• INFORMATION PROVIDED:

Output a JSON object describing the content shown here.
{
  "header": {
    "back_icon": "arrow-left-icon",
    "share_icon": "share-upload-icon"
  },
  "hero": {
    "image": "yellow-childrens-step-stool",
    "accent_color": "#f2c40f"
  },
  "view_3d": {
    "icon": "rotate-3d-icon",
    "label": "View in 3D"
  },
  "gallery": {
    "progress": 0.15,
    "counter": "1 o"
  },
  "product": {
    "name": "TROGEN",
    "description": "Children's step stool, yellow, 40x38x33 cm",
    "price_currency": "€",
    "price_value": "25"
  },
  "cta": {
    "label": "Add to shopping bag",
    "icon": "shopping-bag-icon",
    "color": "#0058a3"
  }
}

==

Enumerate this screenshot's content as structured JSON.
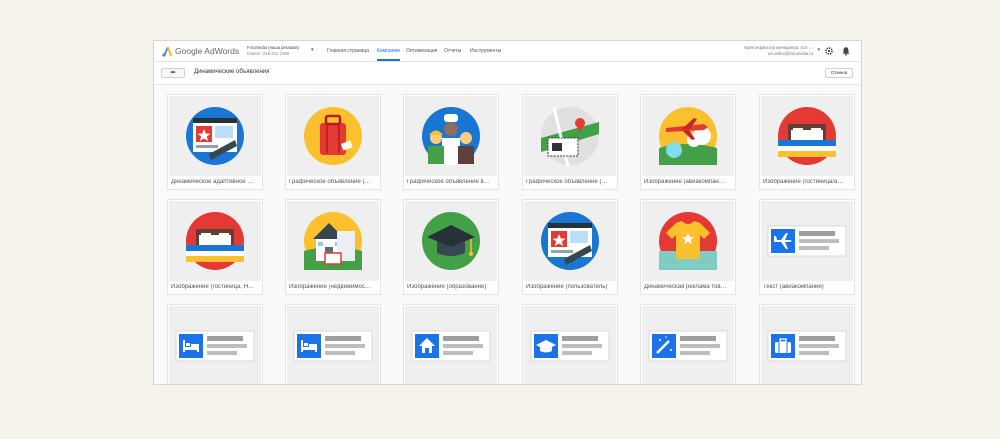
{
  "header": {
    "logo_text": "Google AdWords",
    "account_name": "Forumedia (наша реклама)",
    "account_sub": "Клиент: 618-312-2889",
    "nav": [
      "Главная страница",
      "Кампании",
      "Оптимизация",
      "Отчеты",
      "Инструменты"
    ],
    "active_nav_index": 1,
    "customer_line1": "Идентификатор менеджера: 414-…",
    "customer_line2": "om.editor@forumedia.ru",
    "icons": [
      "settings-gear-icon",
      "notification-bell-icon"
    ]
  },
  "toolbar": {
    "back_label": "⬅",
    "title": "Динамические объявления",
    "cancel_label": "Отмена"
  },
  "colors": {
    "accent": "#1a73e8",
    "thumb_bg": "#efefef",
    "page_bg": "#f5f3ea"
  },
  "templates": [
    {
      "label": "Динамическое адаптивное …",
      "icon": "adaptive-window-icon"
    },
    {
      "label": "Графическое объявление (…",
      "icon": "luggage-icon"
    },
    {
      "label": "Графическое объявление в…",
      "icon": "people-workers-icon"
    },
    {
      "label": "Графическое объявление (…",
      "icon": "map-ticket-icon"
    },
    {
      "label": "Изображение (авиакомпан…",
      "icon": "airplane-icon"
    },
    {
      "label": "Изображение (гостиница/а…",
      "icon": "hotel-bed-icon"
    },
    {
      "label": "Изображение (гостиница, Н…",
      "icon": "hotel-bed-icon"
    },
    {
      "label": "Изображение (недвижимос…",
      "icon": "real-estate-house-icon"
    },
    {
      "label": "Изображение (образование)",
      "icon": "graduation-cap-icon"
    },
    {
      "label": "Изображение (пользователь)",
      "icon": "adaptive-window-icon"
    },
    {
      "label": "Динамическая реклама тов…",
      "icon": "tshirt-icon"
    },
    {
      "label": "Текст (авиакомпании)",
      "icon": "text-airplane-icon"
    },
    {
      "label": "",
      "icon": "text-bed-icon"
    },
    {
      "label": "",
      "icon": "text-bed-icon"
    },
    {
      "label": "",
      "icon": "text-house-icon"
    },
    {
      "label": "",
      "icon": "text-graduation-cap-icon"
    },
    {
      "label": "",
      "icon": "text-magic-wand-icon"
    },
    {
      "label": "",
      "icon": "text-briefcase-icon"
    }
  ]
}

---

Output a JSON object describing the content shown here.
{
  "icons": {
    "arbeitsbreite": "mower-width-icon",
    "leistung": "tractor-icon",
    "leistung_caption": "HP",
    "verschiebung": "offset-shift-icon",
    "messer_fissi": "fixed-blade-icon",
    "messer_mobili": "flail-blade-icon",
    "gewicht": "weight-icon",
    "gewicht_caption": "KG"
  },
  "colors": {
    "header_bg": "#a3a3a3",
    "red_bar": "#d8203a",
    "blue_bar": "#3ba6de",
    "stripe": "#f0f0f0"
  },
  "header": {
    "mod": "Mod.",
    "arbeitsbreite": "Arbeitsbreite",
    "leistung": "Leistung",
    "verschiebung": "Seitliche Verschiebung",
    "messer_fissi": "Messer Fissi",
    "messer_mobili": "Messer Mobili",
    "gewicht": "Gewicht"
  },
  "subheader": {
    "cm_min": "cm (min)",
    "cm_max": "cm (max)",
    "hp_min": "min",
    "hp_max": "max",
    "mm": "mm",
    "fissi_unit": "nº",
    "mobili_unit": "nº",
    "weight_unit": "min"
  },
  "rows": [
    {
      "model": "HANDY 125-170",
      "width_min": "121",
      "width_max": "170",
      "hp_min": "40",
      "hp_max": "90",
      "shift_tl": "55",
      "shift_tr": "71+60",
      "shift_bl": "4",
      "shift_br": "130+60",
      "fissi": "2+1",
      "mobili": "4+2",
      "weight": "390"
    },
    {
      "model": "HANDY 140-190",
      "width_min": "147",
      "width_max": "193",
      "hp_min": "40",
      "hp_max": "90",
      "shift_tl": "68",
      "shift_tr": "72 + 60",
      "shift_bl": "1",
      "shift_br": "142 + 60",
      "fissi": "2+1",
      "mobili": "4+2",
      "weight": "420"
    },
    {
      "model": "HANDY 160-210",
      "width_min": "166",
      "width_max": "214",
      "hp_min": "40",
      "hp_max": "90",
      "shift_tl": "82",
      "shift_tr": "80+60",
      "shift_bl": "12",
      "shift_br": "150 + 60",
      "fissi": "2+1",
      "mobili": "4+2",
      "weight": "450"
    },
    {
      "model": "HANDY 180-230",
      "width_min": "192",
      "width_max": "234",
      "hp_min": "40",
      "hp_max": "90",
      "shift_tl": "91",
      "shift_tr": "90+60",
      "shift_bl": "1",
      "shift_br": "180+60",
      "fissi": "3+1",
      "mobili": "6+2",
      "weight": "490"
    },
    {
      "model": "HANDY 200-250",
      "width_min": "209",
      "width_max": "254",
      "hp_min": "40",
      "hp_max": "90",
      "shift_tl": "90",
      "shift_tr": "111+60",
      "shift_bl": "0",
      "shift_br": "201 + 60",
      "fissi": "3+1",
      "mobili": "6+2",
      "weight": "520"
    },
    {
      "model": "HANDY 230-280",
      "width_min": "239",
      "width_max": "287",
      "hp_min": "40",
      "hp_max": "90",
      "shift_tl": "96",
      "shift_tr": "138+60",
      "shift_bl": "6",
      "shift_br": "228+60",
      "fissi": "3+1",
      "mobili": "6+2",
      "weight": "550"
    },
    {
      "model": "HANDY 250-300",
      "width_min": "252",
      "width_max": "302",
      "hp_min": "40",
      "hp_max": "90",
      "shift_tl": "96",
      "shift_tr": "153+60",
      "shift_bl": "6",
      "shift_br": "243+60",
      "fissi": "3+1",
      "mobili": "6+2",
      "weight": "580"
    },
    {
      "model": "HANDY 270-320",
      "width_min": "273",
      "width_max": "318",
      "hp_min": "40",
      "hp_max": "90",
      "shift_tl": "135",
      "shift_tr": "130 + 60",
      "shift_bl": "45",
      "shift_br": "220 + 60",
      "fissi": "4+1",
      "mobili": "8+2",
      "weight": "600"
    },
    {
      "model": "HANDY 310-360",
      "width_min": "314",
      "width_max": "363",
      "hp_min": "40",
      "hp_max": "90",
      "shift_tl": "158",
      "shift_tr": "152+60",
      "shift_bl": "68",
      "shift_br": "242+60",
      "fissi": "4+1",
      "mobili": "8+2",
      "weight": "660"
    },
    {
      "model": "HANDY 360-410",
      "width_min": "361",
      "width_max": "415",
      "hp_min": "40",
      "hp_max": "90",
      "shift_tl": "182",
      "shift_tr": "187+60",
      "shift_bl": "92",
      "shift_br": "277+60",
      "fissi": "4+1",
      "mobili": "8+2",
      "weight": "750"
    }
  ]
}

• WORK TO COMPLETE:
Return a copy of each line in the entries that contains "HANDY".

• TASK OUTPUT:
      "model": "HANDY 125-170",
      "model": "HANDY 140-190",
      "model": "HANDY 160-210",
      "model": "HANDY 180-230",
      "model": "HANDY 200-250",
      "model": "HANDY 230-280",
      "model": "HANDY 250-300",
      "model": "HANDY 270-320",
      "model": "HANDY 310-360",
      "model": "HANDY 360-410",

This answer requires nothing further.